We also remain positive on the materialsindustrials and financials sectors. Materials and industrials companies can still benefit even if they are now more expensively valued. Financials offer another way to lean into the recovery and can also act as a useful inflation hedge.


Looking elsewhere, we believe that technology is a structural success story with enormous long-term potential. However, higher bond yields mean that the sector may face short-term headwinds. It now makes sense to focus on specific areas, particularly in Asia, where tech and the consumer intersect. E-commerce is a good example. The reasons are simple: the rise of the middle class and a tech-savvy generation of consumers will play a key part in ongoing recovery.


Cyclical sectors remain the place to be and our preference is for the consumer discretionary sector over the coming months.

3. Keep riding the long-term sustainability wave

With more than 110 countries already pledged to achieve carbon neutrality by 2050, sustainability has taken centre stage globally. The US, Europe and Mainland China have also committed to investing significantly in the transition to low carbon, thereby encouraging new innovation and growth in areas exposed to infrastructure, transport and beyond. We expect lots of “green” investment opportunities to arise over the coming years.

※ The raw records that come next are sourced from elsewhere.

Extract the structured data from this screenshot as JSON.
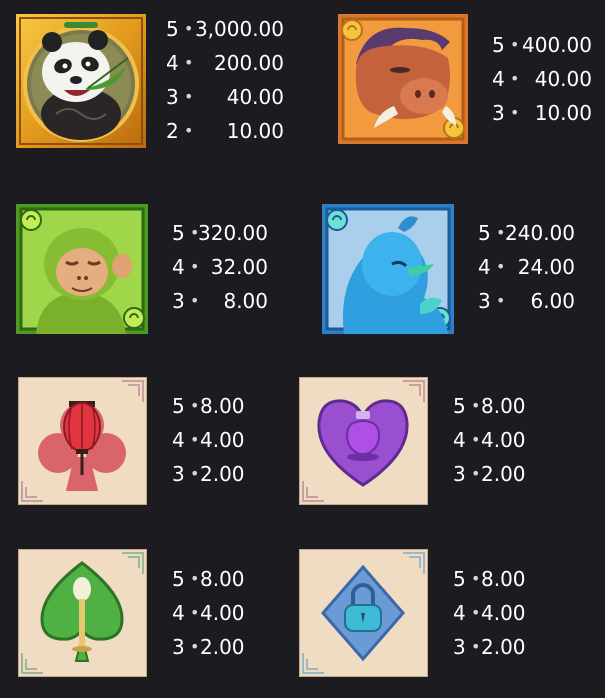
{
  "bullet": "•",
  "symbols": [
    {
      "name": "panda",
      "pays": [
        {
          "count": "5",
          "value": "3,000.00"
        },
        {
          "count": "4",
          "value": "200.00"
        },
        {
          "count": "3",
          "value": "40.00"
        },
        {
          "count": "2",
          "value": "10.00"
        }
      ]
    },
    {
      "name": "boar",
      "pays": [
        {
          "count": "5",
          "value": "400.00"
        },
        {
          "count": "4",
          "value": "40.00"
        },
        {
          "count": "3",
          "value": "10.00"
        }
      ]
    },
    {
      "name": "monkey",
      "pays": [
        {
          "count": "5",
          "value": "320.00"
        },
        {
          "count": "4",
          "value": "32.00"
        },
        {
          "count": "3",
          "value": "8.00"
        }
      ]
    },
    {
      "name": "bird",
      "pays": [
        {
          "count": "5",
          "value": "240.00"
        },
        {
          "count": "4",
          "value": "24.00"
        },
        {
          "count": "3",
          "value": "6.00"
        }
      ]
    },
    {
      "name": "lantern-club",
      "pays": [
        {
          "count": "5",
          "value": "8.00"
        },
        {
          "count": "4",
          "value": "4.00"
        },
        {
          "count": "3",
          "value": "2.00"
        }
      ]
    },
    {
      "name": "potion-heart",
      "pays": [
        {
          "count": "5",
          "value": "8.00"
        },
        {
          "count": "4",
          "value": "4.00"
        },
        {
          "count": "3",
          "value": "2.00"
        }
      ]
    },
    {
      "name": "lotus-spade",
      "pays": [
        {
          "count": "5",
          "value": "8.00"
        },
        {
          "count": "4",
          "value": "4.00"
        },
        {
          "count": "3",
          "value": "2.00"
        }
      ]
    },
    {
      "name": "lock-diamond",
      "pays": [
        {
          "count": "5",
          "value": "8.00"
        },
        {
          "count": "4",
          "value": "4.00"
        },
        {
          "count": "3",
          "value": "2.00"
        }
      ]
    }
  ],
  "colors": {
    "background": "#1c1b20",
    "text": "#ffffff",
    "bullet": "#d6d6d6"
  }
}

Embedding EnvironmentalSocial and Governance (ESG) metrics into your portfolio is an effective way to manage risk, enhance the potential for resilience and tap into green innovation to generate long-term capital growth. Companies with strong ESG practices are able to offer investors greater transparency, while those that fall short in this area risk falling foul of future regulation. As things stand, sustainability is becoming embedded among governments, companies and investors, with the aim of building a better future through positive change.


We advocate exploring ESG opportunities in “green” sectors like clean energy, green infrastructure, transportation, buildings, industrials and broadbandtechnology.

4. Review your portfolio to ensure diversification

After a long period of lockdown followed by the market rally, investors may be sitting on large amounts of cash or enjoying significant recent gains. Either way, a timely mid-yearreview should now be a priority to ensure your portfolio is appropriately diversified and positioned.


What’s the best way to do this? Cash offers poor returns and erodes your purchasing power over time, while bond yields, despite rising slightly as of late, are still at record lows globally. More than ever, a multi-asset approach that has appropriate allocations to high quality bonds alongside riskier asset classes is the best way to approach investing.


Adopting a multi-asset approach that is spread across different asset classes, geographies and sectors is the best way to invest at the current time.